▸ WHAT IS NEEDED: In full and without alteration, print the records below, minus any images.

Excerpts from an interface dataset
══════════════════════════════
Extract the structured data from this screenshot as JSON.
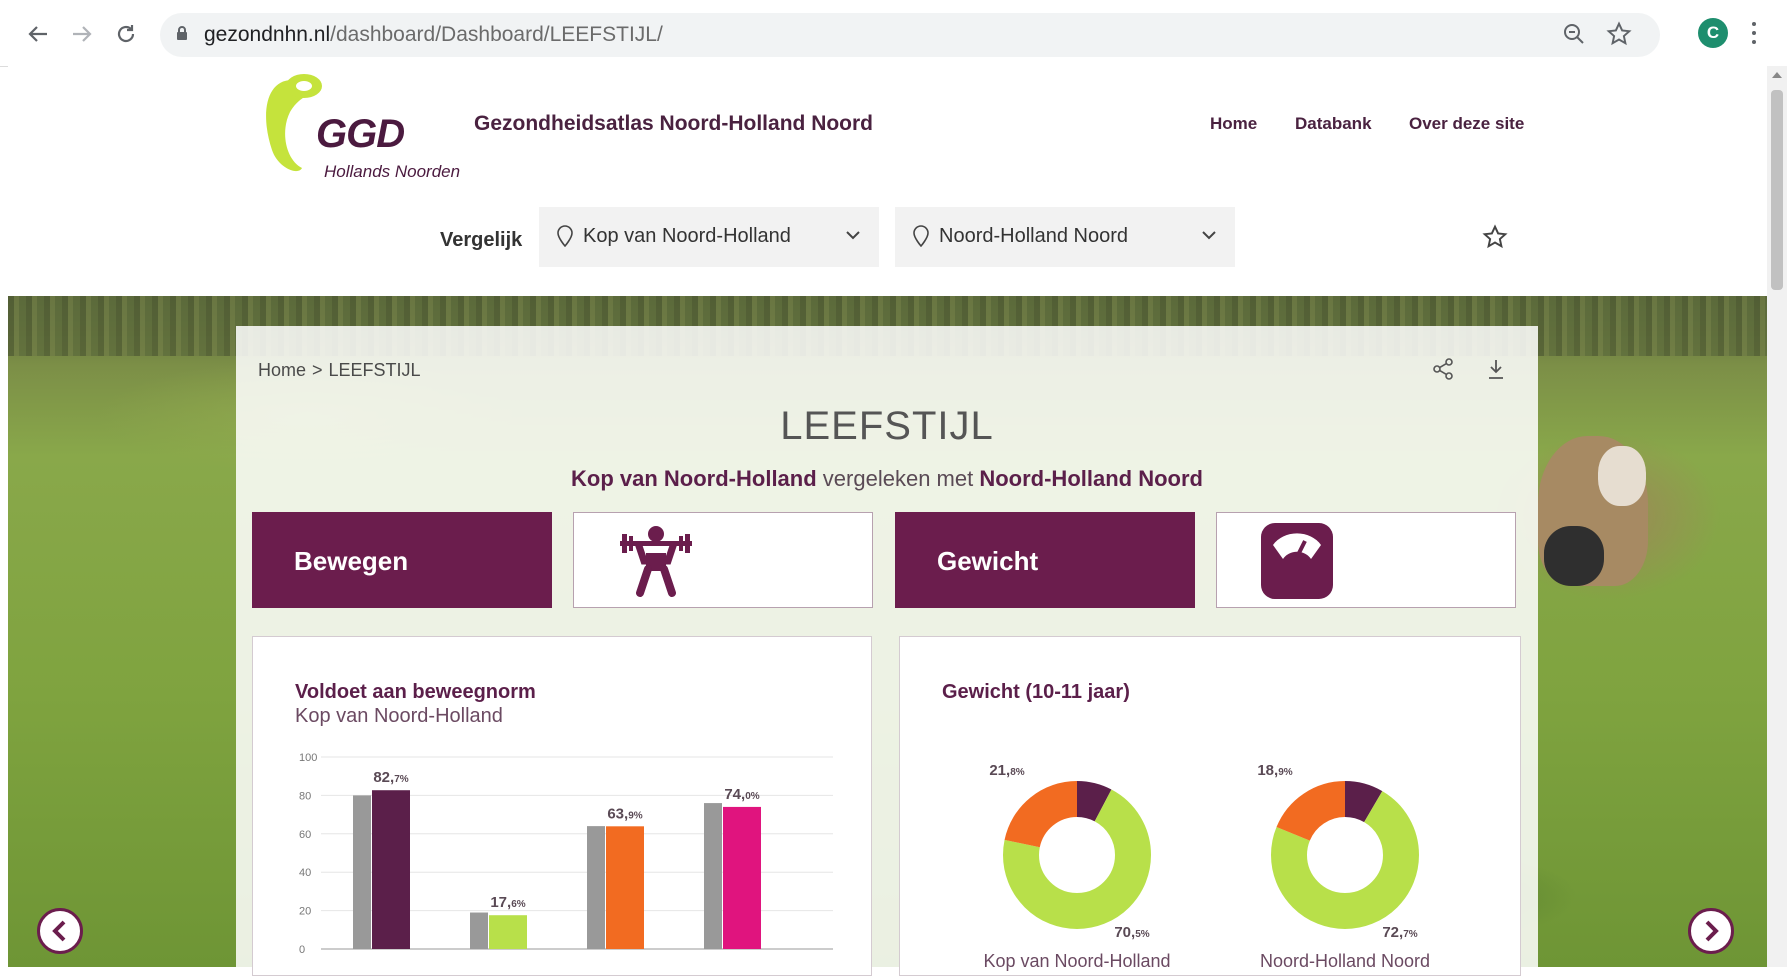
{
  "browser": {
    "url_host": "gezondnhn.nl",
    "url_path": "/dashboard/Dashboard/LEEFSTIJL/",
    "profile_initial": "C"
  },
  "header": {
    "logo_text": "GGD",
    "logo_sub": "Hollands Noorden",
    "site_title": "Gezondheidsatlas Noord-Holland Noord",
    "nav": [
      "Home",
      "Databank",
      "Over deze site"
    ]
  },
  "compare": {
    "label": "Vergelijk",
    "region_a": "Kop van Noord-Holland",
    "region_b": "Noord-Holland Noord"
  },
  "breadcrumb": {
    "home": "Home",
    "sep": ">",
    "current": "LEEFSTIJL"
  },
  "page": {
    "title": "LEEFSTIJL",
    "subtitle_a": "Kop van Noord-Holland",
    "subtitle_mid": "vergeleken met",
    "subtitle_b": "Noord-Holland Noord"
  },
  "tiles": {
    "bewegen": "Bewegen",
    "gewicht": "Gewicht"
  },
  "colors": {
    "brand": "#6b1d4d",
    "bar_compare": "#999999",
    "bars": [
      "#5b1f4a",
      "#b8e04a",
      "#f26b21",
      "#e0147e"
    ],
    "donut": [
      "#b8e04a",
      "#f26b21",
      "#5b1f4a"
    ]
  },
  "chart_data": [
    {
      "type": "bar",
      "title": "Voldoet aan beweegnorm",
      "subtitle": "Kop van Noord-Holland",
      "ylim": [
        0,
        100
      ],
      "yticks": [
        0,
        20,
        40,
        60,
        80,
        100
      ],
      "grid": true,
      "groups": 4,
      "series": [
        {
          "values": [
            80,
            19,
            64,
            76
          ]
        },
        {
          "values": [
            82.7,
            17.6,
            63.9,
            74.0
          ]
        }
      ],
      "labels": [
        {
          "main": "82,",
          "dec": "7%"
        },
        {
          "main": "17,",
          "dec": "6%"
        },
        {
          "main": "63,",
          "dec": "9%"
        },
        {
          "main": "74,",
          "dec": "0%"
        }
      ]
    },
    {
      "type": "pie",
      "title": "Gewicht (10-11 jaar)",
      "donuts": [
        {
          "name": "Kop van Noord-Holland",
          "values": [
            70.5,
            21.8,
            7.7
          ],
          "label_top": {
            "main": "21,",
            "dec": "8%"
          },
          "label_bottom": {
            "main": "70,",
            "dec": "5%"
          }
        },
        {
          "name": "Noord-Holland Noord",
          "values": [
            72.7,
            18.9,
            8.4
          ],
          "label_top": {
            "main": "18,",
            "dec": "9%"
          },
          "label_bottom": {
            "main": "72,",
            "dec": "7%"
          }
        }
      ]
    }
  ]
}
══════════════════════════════
▸ TASK OUTPUT:
Extract the structured data from this screenshot as JSON.
{
  "browser": {
    "url_host": "gezondnhn.nl",
    "url_path": "/dashboard/Dashboard/LEEFSTIJL/",
    "profile_initial": "C"
  },
  "header": {
    "logo_text": "GGD",
    "logo_sub": "Hollands Noorden",
    "site_title": "Gezondheidsatlas Noord-Holland Noord",
    "nav": [
      "Home",
      "Databank",
      "Over deze site"
    ]
  },
  "compare": {
    "label": "Vergelijk",
    "region_a": "Kop van Noord-Holland",
    "region_b": "Noord-Holland Noord"
  },
  "breadcrumb": {
    "home": "Home",
    "sep": ">",
    "current": "LEEFSTIJL"
  },
  "page": {
    "title": "LEEFSTIJL",
    "subtitle_a": "Kop van Noord-Holland",
    "subtitle_mid": "vergeleken met",
    "subtitle_b": "Noord-Holland Noord"
  },
  "tiles": {
    "bewegen": "Bewegen",
    "gewicht": "Gewicht"
  },
  "colors": {
    "brand": "#6b1d4d",
    "bar_compare": "#999999",
    "bars": [
      "#5b1f4a",
      "#b8e04a",
      "#f26b21",
      "#e0147e"
    ],
    "donut": [
      "#b8e04a",
      "#f26b21",
      "#5b1f4a"
    ]
  },
  "chart_data": [
    {
      "type": "bar",
      "title": "Voldoet aan beweegnorm",
      "subtitle": "Kop van Noord-Holland",
      "ylim": [
        0,
        100
      ],
      "yticks": [
        0,
        20,
        40,
        60,
        80,
        100
      ],
      "grid": true,
      "groups": 4,
      "series": [
        {
          "values": [
            80,
            19,
            64,
            76
          ]
        },
        {
          "values": [
            82.7,
            17.6,
            63.9,
            74.0
          ]
        }
      ],
      "labels": [
        {
          "main": "82,",
          "dec": "7%"
        },
        {
          "main": "17,",
          "dec": "6%"
        },
        {
          "main": "63,",
          "dec": "9%"
        },
        {
          "main": "74,",
          "dec": "0%"
        }
      ]
    },
    {
      "type": "pie",
      "title": "Gewicht (10-11 jaar)",
      "donuts": [
        {
          "name": "Kop van Noord-Holland",
          "values": [
            70.5,
            21.8,
            7.7
          ],
          "label_top": {
            "main": "21,",
            "dec": "8%"
          },
          "label_bottom": {
            "main": "70,",
            "dec": "5%"
          }
        },
        {
          "name": "Noord-Holland Noord",
          "values": [
            72.7,
            18.9,
            8.4
          ],
          "label_top": {
            "main": "18,",
            "dec": "9%"
          },
          "label_bottom": {
            "main": "72,",
            "dec": "7%"
          }
        }
      ]
    }
  ]
}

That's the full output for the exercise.